Time's Running Out
There are only a few hours left to help out families affected by the COVID-19 crisis. Gifts made today will be matched.
Mercy Home Women Coworkers Step Up With Habitat for Humanity
A team of Mercy Home coworkers recently volunteered with Habitat for Humanity’s Women Build project, an event that brought together hundreds of Chicago women to advance the construction of homes that will be owned by women.
Wearing hard hats and armed with power tools, our coworkers helped build permanent and affordable homes for dynamic, woman-led families in the West Pullman neighborhood on Chicago’s South Side. The Women Build initiative helps achieve housing stability for women, who often face limited access to credit and unequal caregiving responsibilities that disproportionately hamper the home-ownership process.
Team leader Nikki Coffey, Senior Youth Care Worker at our Girls Home, has been volunteering with Habitat for Humanity for 20 years. She first got involved when she volunteered with her college campus chapter. In the past, she’s led three teams of volunteers to build in Anchorage, Alaska – her favorite place to build. But building in Chicago, she says, truly hits home because it offers a take-charge way to connect with her community.
“Last year I participated in Habitat for Humanity’s Women Build event and I saw teams of coworkers,” she said. “It was so inspiring and I thought to myself it would be so wonderful to do this with Mercy Home coworkers.”

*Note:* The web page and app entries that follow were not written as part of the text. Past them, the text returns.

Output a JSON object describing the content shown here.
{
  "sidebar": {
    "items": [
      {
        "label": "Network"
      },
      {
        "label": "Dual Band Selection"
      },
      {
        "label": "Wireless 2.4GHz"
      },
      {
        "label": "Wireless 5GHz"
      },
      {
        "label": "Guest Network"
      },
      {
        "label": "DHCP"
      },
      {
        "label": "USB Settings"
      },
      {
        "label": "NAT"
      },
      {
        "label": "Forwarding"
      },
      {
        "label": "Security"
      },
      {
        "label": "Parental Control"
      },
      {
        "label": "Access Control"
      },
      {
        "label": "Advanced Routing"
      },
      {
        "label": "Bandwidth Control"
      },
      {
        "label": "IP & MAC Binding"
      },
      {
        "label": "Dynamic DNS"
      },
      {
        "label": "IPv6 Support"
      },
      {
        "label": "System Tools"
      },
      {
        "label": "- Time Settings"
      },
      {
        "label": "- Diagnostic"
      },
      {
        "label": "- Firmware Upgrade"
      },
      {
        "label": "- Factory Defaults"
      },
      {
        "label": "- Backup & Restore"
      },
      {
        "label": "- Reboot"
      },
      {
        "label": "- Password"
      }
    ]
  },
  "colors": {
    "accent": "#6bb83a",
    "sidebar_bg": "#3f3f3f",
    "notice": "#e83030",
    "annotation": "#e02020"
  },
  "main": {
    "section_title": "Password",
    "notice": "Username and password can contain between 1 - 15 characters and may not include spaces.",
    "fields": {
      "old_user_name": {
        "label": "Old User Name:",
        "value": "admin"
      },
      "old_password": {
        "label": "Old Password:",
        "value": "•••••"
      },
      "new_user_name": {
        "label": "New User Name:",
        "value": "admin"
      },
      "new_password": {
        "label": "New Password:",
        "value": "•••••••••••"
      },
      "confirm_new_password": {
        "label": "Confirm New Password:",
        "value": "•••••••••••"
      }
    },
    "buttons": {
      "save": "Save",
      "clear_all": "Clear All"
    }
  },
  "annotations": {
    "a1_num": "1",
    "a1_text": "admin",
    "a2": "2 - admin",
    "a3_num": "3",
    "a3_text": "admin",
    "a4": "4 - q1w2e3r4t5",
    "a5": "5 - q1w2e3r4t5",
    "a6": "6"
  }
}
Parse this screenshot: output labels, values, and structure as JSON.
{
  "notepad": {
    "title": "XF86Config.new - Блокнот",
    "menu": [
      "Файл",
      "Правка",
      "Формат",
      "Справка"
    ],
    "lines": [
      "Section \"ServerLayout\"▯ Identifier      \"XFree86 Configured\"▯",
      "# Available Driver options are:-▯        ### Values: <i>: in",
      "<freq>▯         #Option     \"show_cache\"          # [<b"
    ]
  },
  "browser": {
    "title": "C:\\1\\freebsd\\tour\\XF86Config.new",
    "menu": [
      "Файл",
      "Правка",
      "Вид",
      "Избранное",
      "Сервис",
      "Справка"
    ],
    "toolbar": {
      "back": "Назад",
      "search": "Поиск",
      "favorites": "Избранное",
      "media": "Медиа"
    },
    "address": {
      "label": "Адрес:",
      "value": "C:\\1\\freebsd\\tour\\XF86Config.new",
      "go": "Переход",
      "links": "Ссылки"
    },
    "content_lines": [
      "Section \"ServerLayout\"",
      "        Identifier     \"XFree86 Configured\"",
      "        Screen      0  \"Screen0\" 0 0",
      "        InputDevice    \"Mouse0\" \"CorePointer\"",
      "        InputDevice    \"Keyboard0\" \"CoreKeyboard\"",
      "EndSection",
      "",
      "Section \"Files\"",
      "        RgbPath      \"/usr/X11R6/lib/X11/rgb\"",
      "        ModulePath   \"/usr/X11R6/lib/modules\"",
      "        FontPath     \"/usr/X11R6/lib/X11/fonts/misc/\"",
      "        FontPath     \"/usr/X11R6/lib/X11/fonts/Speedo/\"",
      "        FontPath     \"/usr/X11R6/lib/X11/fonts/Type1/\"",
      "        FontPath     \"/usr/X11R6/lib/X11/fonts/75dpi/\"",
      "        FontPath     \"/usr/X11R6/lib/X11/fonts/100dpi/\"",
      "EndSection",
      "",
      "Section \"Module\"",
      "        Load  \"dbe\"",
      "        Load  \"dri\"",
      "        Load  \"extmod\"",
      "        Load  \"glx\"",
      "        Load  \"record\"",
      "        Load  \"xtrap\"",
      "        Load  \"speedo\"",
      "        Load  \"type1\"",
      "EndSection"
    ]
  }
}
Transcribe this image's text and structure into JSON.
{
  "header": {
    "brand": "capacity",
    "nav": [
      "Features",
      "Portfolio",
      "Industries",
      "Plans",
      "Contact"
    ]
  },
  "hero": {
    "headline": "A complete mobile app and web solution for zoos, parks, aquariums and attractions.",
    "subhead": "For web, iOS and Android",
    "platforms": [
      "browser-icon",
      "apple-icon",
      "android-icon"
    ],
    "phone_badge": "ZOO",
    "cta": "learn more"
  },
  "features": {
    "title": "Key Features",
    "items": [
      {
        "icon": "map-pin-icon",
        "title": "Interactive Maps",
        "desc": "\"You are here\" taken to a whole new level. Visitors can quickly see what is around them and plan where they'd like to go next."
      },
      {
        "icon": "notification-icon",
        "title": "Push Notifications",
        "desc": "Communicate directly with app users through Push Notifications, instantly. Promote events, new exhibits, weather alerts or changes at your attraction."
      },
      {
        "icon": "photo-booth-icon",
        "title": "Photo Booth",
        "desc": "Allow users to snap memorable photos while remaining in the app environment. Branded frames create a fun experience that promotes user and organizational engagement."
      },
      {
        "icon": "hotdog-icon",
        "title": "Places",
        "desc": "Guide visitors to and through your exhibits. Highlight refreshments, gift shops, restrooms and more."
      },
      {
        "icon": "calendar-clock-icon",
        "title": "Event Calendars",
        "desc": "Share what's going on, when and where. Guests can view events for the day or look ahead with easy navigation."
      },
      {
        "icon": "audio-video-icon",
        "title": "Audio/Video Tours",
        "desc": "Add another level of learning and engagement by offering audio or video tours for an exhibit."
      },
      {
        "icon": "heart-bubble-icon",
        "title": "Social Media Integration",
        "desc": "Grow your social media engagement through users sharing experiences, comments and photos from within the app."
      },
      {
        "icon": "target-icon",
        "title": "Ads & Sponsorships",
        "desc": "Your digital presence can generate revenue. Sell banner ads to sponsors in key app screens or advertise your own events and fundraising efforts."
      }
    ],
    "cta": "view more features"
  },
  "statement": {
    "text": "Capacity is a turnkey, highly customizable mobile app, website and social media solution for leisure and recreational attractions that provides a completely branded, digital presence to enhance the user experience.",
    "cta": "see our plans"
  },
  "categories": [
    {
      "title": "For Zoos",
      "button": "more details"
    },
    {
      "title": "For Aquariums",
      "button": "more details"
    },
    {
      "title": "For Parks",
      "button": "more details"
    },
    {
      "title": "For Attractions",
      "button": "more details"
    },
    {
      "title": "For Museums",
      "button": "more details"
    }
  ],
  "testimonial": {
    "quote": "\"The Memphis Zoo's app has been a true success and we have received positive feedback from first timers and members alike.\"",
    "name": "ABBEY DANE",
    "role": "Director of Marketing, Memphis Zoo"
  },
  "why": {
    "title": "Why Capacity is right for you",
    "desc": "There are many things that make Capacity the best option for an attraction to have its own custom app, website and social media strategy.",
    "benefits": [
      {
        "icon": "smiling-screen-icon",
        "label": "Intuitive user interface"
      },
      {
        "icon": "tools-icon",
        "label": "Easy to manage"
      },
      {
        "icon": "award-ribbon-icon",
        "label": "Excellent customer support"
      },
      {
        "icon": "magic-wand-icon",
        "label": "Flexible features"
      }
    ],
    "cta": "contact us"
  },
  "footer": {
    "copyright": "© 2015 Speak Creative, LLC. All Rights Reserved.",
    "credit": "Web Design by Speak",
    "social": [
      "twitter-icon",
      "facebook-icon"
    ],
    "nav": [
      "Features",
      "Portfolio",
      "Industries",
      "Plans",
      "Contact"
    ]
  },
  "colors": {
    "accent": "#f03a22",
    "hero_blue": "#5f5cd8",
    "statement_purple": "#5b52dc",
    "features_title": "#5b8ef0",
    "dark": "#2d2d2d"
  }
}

Aside from helping women in the West Pullman neighborhood, Coffey and the rest of the Women Build team hope to set an example for the girls and boys at Mercy Home.
“I hope that our youth will see that we walk the walk,” she said. “We ask that they do community service during their time here and we do the same. It is important to give back to your community, not just in your youth, but also in adulthood.”
Amy Schulz, Director of our Girls Home, agrees.
“We are always talking about service to others as a necessary and enriching experience for our youth,” she said. “Service work is at the heart of what we do here at Mercy Home. I want them to see us volunteering and think about how they can continue to contribute to their community, their city, and their world.”
Schulz added: “Service work has always been a large part of my life and I think it is really important to give back to others without expecting anything in return. But, I think you often do get something out of it, maybe when you were least expecting it.”
I think it is really important to give back to others without expecting anything in return.
This rewarding feeling is an experience that our boys and girls know quite well. For 15 years, Mercy Home coworkers and youth have been partnering with Habitat for Humanity during summer months via their Collegiate Challenge Program, which has empowered our kids to travel the country while making a real difference in the lives of people in need. They’ve visited job sites in Kentucky, Maine, Ohio – and following Hurricane Katrina in 2005, they travelled to New Orleans numerous times to help those impacted by the devastation. This year, however, our kids were unable to participate in any Habitat for Humanity trips due to the pandemic.
But our kids’ spirit for community service and helping others shines bright in our coworkers, especially the bold women who participated in this year’s Women Build project: Linda Hendrickson, Dawn Centracchio, Angie Hicks, Tiffany Conners, Bonnie Lee, Angie Womack, Kari Sikich, Christine Sanborn, Gewanda Monroe, Nikki Coffey, and Amy Schulz.
In total, Chicago’s Women Build project raised $351,214, surpassing the intended goal of $300,000. Each team member agreed to fundraise at least $375 with a team goal of $8,000.
“At the end of a workday, I like to take a moment to picture the family living in the home when it is completed,” Coffey said. “I pray that everyone who worked in that house leaves a bit of love, which will hug the family forever. This picture inspires and encourages me at the end of my workday.”